rules are meant to be broken, so the saying goes; i'll continue to break that one.
however, in a way that often seems not reflected by other sports, the velominatus seem well-disposed to have their tongues firmly planted in at least one cheek. the rules are intended to celebrate the cyclist's estrangement from the rest of society, not by apologising for it, but by acknowledging such eccentricities with a wry grin. though many a foreword by a respected figure from within cycling's greater circle seems mostly a device to draw attention to the book's cover, followed only by several platitudinal paragraphs inside, in this case, william fotheringham's words are to be much heeded.
"It was snowing the other day, and I wanted to take my daughter outside. She wasn't in the mood. Well, I said, you know how we roll. Rule #5, she replied. She has never ridden a bike in anger."
it pretty much goes without saying that the rules in book form is as compulsory a purchase as a bicycle. no matter your level of ability or experience within the realm of cycling, i'd like to propose a 95th rule stating that a copy of this book should be maintained on each and every cyclist's bookshelf. though the contents are easily available on the velominati.com website, there is true inspiration to be drawn from holding this perfectly formed volume in either hand.
brandish it with pride

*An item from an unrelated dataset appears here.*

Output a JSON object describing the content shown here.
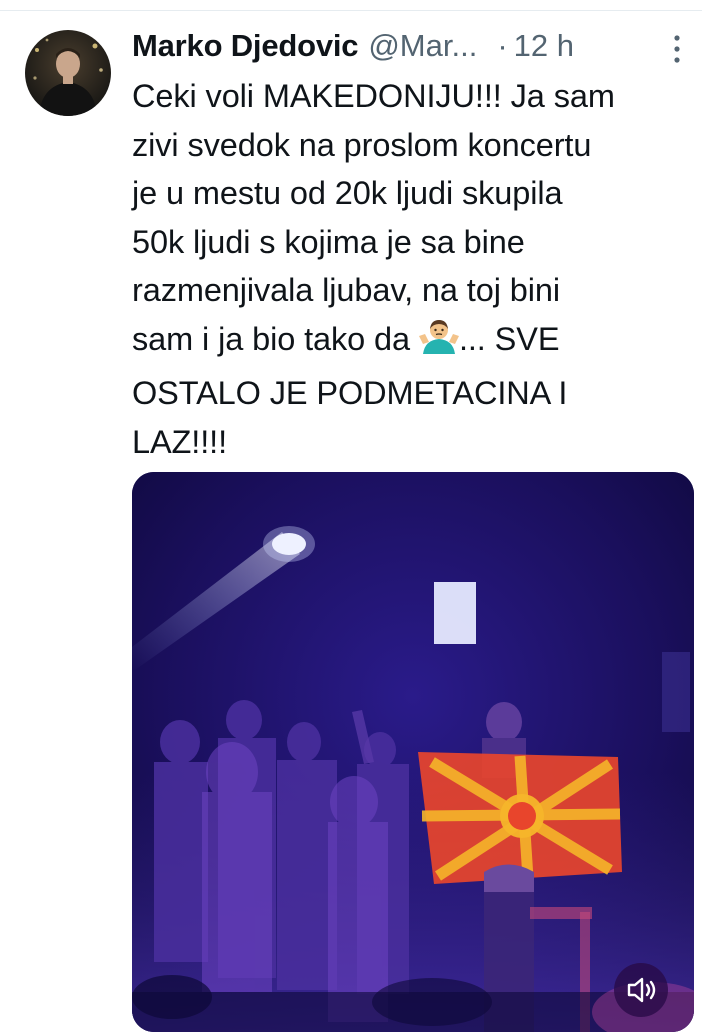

"This book will assume nothing but passion - whether it be dormant or vibrant. We will not give history lessons, we will not explain what a quick-release skewer is."
tuesday 9th july 2013